We Americans tend to be lazy speakers. We barely open our jaws and use our tongues to enunciate when speaking. That does not translate well to beautiful singing. In order to make beautiful vowel molds, the jaw must be down in the "two finger" position which makes it harder for the tongue work to create the proper vowel molds. We also tend to speak without engaging our abdominal wall muscles in order to project. We also forget to breathe deeply enough to have the power to support a tone through entire phrases.
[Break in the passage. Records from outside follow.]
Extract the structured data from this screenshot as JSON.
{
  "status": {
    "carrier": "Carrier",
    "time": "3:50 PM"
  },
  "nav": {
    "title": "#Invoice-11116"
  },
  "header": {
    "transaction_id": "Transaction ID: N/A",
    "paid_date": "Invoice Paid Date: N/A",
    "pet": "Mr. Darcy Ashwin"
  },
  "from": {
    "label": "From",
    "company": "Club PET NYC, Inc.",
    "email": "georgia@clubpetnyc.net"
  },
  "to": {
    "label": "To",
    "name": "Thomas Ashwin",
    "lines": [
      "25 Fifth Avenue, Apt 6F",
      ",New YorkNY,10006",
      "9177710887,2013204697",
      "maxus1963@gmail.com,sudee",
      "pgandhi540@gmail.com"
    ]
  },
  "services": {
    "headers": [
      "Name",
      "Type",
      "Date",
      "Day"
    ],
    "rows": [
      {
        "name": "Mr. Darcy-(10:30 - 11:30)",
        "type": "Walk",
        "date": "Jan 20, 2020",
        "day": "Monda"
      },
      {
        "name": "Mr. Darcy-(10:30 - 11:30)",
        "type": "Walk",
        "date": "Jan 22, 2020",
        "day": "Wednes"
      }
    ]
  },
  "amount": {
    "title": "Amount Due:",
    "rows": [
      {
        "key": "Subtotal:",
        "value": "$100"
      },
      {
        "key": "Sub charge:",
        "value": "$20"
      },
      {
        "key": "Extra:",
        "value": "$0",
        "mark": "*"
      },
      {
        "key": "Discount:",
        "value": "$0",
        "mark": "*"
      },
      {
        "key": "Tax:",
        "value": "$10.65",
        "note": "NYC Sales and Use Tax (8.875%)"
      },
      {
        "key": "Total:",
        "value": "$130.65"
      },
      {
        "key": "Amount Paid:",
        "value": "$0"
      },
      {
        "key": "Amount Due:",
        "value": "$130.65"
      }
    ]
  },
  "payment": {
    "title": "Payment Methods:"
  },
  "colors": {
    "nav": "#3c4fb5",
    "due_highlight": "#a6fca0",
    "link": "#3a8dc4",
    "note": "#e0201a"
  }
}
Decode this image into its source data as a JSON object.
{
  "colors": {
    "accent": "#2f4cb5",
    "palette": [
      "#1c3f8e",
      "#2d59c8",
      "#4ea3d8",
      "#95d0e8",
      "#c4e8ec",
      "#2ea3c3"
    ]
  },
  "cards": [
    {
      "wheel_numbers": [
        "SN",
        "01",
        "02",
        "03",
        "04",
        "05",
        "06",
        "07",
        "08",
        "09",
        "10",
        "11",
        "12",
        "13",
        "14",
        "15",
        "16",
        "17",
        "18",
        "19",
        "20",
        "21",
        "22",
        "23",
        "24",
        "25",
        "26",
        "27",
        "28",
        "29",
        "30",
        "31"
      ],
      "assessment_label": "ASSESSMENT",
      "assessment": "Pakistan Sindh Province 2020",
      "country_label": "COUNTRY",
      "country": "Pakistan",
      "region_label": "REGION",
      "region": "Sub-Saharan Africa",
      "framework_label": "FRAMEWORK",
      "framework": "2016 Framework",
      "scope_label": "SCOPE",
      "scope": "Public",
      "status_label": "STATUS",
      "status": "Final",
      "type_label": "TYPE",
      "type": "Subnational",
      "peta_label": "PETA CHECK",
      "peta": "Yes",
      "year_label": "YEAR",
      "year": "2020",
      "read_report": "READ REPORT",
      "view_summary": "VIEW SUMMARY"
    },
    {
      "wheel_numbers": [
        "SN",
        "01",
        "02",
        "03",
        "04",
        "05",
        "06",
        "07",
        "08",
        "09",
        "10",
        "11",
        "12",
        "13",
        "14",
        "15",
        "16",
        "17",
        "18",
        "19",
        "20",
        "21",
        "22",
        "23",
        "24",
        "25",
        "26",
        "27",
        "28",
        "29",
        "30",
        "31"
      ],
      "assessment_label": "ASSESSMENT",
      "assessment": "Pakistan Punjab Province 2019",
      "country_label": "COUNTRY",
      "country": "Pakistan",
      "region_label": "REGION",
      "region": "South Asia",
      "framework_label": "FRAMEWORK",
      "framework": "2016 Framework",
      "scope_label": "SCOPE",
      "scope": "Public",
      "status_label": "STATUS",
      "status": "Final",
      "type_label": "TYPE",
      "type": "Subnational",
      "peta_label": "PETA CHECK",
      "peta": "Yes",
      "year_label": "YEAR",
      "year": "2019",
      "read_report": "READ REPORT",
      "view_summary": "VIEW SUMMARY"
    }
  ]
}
Beautiful singing absolutely requires attention to good breathing, proper support, and utilizing the teeth, tongue and jaw to make the diction intelligible. But what happens between the consonants is what is so important to beautiful singing. The tone line should be disrupted for as little time as possible. The consonants should only break up the line briefly. What tends to happen unless the singer is paying attention, is that they take too long forming and executing the consonants. It could be that there is an inordinate string of consonants to get through or that some consonants are just hard to produce quickly. Some offending consonants are "r" and "l" and "w" which tend to close the jaw, particularly when they are combined such as in the words "world," "twirl," "wrong," "our" or "hour" or anything like unto them.
Then there are the consonant and vowel combinations that require the tongue to do calisthenics. Strings of letters sung at a fast clip combining tongue flips, both voiced and unvoiced consonants and barely one singable vowel in the mix can be challenging for the singer. We have a line in one of the choruses from Messiah we are singing right now that goes "Great was the company of the preachers." Try saying that five times quickly in succession at a very fast clip in rhythm! Don't forget to flip the "r's"! Getting through the "gr," "tw," "vth" and the "pr" quick enough is rather challenging, let alone allowing enough actual singing time on the few vowels in that string of consonants!
The shaping of the phrase happens during the tone line not during the disruption of the consonants! Careful management and timing of the consonant strings to happen as briefly as possible is all important for beautiful singing. When the conductor says "sing from consonant to consonant" he asks you to support the vowel tone for as long as possible between the consonants. He wants as little disruption of the line as possible.